“In both cases,” Justice Mundy wrote, “the critical fact is that the third-party’s presence was either indispensable to the lawyer giving legal advice or facilitated the lawyer’s ability to give legal advice to the client.”
However, the Court held that this was not the circumstances in this appeal. Fedele sending the email to Cate, after it was sent to him, didn’t retroactively assist either outside counsel or Fedele in providing legal advice to Excela. Further, the Court found that the email didn’t solicit advice or input from Cate, nor did the attorney send it to Cate.
Chief Justice Thomas Saylor and Justices Max Baer and David Wecht joined Justice Munday’s majority opinion. However, Justice Christine Donohue, along with Justices Debra Todd and Kevin Dougherty, wrote a separate concurring opinion indicating that “one refinement to the test for waiver of work product adopted here is in order.” The test ordered by the Majority requires an analysis of whether the work product is “disclosed in a manner which significantly increases the likelihood that an adversary or potential adversary will obtain it.”
As such, Justice Donohue said that the manner of disclosure is a significant consideration in applying the test, as “disclosure must be effectuated by taking adequate precautions to ensure that the information cannot find its way into the hands of an adversary.”
Justice David Wecht authored his own concurring opinion noting his concern that as courts begin to apply the newly articulated work-product waiver analysis, “a less forgiving waiver analysis, especially one that would approach the strict rule applicable to waiver of attorney-client privilege, might have a chilling effect on an attorney’s ability to disclose work product to third parties, thus undermining the primary aim of the doctrine—to provide an attorney with a zone of privacy within which effectively to represent the client.”
In summary, the Supreme Court remanded the case to the trial court to apply the waiver test, focusing on whether Fedele—when disseminating outside counsel’s work product to Cate—underwent “any or all of the necessary and available precautions” to decrease or eliminate the likelihood that the information could be obtained by Dr. Bousamra.

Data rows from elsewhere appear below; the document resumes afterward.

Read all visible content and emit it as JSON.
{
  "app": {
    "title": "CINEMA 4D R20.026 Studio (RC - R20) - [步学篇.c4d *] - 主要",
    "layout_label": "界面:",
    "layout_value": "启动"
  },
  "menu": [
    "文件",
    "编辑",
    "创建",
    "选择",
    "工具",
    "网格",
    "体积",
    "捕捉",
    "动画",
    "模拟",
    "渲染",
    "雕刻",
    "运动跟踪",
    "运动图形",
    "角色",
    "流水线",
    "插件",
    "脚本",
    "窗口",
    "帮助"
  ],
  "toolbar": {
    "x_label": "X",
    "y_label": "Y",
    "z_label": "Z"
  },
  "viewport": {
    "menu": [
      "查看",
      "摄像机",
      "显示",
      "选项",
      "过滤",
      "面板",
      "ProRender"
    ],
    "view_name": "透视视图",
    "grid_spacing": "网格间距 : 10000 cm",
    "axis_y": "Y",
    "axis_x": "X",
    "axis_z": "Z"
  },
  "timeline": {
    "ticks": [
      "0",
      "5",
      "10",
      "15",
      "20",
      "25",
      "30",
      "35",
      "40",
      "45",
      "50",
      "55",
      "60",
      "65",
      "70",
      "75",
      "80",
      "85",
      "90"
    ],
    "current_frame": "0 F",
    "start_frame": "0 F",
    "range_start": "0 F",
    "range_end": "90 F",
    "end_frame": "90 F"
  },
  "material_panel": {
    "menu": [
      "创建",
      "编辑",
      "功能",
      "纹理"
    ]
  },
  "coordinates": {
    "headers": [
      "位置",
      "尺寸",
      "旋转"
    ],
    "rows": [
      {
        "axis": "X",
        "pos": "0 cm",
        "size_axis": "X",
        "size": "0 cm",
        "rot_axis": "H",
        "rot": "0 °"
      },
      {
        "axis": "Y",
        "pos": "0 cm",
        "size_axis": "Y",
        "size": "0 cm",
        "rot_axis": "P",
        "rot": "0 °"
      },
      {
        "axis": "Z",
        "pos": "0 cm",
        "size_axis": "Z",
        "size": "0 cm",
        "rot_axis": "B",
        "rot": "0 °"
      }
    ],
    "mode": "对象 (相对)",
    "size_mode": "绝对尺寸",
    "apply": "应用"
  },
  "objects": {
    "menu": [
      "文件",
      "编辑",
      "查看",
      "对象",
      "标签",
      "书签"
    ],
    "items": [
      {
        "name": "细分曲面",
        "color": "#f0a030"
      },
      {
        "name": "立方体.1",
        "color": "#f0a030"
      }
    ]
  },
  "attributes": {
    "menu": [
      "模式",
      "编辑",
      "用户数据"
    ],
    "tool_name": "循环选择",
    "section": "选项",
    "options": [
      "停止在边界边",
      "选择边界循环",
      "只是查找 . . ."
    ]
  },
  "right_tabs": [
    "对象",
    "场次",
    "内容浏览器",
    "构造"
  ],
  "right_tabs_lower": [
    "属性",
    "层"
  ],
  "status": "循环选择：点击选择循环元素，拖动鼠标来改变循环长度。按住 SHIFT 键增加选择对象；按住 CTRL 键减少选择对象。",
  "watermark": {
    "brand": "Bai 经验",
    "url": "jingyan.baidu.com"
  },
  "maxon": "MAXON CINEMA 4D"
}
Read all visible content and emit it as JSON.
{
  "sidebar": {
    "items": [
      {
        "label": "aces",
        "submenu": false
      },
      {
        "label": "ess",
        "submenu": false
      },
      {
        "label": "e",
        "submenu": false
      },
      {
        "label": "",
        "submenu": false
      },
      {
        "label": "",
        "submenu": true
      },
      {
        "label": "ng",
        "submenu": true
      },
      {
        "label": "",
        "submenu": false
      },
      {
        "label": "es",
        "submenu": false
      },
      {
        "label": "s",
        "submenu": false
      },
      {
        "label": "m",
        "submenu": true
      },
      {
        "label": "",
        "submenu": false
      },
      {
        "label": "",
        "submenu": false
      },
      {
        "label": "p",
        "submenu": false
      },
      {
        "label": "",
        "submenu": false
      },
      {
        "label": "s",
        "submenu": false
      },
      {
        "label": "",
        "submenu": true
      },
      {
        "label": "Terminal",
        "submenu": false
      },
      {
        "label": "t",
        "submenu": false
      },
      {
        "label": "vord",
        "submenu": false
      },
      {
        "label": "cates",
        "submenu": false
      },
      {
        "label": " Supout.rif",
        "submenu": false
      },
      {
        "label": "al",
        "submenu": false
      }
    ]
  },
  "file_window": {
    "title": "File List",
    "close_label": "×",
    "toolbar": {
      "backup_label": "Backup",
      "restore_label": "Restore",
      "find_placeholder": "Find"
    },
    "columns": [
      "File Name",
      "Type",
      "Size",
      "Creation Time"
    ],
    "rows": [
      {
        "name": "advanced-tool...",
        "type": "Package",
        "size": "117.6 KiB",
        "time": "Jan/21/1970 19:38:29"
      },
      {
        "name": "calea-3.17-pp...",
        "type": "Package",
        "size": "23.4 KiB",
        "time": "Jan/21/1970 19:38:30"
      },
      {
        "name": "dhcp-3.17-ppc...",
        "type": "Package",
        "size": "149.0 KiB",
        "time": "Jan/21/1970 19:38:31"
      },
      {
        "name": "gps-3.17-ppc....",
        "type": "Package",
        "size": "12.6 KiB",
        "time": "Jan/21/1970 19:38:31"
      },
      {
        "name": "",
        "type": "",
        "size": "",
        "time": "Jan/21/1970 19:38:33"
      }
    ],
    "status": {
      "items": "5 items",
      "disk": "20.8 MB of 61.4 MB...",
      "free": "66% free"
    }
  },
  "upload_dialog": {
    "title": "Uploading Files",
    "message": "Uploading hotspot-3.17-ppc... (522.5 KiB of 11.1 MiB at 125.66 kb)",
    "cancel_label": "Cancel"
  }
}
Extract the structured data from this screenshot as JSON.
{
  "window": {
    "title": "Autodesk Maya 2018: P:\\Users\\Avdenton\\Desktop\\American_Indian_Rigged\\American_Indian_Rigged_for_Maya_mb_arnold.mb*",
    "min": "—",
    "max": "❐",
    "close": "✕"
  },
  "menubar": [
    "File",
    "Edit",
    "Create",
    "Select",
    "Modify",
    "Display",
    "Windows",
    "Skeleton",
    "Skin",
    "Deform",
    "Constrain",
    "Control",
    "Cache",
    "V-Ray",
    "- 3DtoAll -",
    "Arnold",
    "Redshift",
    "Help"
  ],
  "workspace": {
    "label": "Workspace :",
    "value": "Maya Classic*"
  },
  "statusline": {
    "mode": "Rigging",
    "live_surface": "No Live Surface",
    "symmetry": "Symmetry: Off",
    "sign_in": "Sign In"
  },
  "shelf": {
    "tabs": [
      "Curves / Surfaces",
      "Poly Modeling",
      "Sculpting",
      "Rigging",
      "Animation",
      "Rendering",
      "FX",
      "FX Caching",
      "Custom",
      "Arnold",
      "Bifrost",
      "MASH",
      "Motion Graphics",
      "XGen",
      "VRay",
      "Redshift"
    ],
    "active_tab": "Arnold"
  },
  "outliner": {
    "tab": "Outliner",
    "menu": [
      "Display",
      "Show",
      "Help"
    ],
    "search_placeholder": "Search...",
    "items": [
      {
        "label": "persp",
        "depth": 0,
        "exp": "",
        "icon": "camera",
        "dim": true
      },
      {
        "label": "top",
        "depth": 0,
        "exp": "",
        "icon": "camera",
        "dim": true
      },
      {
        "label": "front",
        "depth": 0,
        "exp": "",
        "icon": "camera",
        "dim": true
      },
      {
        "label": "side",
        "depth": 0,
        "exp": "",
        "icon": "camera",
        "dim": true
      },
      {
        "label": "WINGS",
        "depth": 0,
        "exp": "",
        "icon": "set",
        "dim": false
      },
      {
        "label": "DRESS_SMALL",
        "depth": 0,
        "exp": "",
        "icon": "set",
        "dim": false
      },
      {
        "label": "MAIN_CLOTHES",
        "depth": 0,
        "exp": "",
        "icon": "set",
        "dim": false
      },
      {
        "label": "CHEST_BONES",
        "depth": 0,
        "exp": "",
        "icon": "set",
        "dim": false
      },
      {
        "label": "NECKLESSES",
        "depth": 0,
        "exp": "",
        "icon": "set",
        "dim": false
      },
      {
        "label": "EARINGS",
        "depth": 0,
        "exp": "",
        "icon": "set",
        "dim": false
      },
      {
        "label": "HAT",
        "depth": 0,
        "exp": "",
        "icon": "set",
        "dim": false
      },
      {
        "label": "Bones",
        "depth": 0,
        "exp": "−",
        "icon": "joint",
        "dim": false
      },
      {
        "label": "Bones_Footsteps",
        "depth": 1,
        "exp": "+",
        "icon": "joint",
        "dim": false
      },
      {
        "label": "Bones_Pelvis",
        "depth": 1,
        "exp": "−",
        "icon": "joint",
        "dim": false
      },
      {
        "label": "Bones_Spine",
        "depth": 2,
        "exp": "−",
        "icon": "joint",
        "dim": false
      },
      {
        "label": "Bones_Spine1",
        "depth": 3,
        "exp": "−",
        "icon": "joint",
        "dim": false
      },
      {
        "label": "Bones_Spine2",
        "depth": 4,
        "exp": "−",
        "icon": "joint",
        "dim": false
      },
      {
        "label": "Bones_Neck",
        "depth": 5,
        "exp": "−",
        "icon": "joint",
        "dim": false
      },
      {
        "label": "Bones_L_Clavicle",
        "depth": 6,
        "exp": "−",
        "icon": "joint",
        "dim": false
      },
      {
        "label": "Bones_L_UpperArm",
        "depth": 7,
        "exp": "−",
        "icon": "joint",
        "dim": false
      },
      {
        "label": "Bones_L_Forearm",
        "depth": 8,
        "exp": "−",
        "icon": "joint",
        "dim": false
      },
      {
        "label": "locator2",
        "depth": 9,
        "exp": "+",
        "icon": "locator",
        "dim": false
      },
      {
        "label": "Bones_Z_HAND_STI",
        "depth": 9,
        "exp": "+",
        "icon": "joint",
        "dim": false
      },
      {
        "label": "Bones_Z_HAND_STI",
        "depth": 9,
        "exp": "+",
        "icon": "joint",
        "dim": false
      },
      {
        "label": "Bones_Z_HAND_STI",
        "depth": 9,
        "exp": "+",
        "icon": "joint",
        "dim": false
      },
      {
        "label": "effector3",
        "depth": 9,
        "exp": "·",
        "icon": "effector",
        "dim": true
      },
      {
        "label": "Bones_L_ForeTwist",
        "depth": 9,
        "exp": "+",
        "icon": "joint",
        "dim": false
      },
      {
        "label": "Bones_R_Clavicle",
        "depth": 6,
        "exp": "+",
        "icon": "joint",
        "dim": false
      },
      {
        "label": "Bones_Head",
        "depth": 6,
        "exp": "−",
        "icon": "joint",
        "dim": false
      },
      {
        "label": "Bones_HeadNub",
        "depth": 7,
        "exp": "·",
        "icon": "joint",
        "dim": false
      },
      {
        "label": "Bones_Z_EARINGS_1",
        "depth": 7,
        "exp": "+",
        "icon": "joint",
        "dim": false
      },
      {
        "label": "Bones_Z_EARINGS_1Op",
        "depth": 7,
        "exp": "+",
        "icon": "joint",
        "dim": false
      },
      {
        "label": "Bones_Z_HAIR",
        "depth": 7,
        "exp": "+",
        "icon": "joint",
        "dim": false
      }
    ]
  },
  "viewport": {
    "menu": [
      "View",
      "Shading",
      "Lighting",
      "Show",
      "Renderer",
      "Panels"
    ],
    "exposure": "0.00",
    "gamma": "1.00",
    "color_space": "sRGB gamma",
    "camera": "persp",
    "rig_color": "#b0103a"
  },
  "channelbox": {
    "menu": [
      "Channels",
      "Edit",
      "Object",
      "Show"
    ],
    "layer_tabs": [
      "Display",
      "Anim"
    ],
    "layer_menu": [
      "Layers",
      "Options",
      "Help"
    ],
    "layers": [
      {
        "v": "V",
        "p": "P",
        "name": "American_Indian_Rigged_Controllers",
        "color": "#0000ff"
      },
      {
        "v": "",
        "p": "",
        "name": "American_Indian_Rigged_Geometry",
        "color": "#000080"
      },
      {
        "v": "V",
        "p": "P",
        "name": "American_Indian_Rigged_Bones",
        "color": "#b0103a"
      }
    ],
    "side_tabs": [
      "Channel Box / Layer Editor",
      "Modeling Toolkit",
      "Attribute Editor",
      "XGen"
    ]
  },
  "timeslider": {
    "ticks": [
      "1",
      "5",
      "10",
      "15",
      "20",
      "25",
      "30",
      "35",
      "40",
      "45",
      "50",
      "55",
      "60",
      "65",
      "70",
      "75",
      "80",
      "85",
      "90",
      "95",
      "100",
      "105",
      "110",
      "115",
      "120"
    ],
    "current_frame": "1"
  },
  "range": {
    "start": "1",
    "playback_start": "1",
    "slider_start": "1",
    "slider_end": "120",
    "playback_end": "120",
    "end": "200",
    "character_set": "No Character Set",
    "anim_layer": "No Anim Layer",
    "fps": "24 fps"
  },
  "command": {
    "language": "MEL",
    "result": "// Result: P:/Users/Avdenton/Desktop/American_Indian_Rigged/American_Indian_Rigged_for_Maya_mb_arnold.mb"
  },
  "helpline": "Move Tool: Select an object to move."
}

Thus, the Court said, the manner in which Fedele disseminated the work product information will be a critical, if not dispositive, consideration in determining if a finding of waiver is in order.
The case can be found here.